What you have to do: Every line that contains "Integrated" must be located and copied from the data.

Recorded data:
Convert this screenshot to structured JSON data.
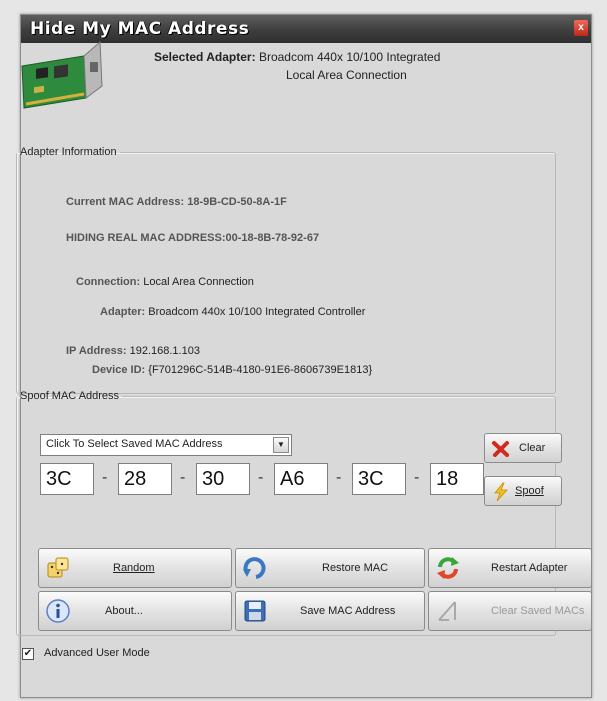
{
  "window": {
    "title": "Hide My MAC Address",
    "close_glyph": "x"
  },
  "header": {
    "selected_label": "Selected Adapter:",
    "adapter_line1": "Broadcom 440x 10/100 Integrated",
    "adapter_line2": "Local Area Connection"
  },
  "adapter_info": {
    "legend": "Adapter Information",
    "current_mac_label": "Current MAC Address:",
    "current_mac_value": "18-9B-CD-50-8A-1F",
    "hiding_label": "HIDING REAL MAC ADDRESS:",
    "hiding_value": "00-18-8B-78-92-67",
    "connection_label": "Connection:",
    "connection_value": "Local Area Connection",
    "adapter_label": "Adapter:",
    "adapter_value": "Broadcom 440x 10/100 Integrated Controller",
    "ip_label": "IP Address:",
    "ip_value": "192.168.1.103",
    "device_label": "Device ID:",
    "device_value": "{F701296C-514B-4180-91E6-8606739E1813}"
  },
  "spoof": {
    "legend": "Spoof MAC Address",
    "select_value": "Click To Select Saved MAC Address",
    "octets": [
      "3C",
      "28",
      "30",
      "A6",
      "3C",
      "18"
    ],
    "separator": "-",
    "clear_label": "Clear",
    "spoof_label": "Spoof"
  },
  "buttons": {
    "random": "Random",
    "restore_mac": "Restore MAC",
    "restart_adapter": "Restart Adapter",
    "about": "About...",
    "save_mac": "Save MAC Address",
    "clear_saved": "Clear Saved MACs"
  },
  "footer": {
    "advanced_mode_label": "Advanced User Mode",
    "advanced_mode_checked": true
  },
  "icons": [
    "network-card-icon",
    "close-icon",
    "red-x-icon",
    "lightning-icon",
    "dice-icon",
    "restore-arrow-icon",
    "restart-arrows-icon",
    "info-icon",
    "floppy-disk-icon",
    "clear-saved-icon",
    "check-icon"
  ]
}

Answer space:
    "adapter_line1": "Broadcom 440x 10/100 Integrated",
    "adapter_value": "Broadcom 440x 10/100 Integrated Controller",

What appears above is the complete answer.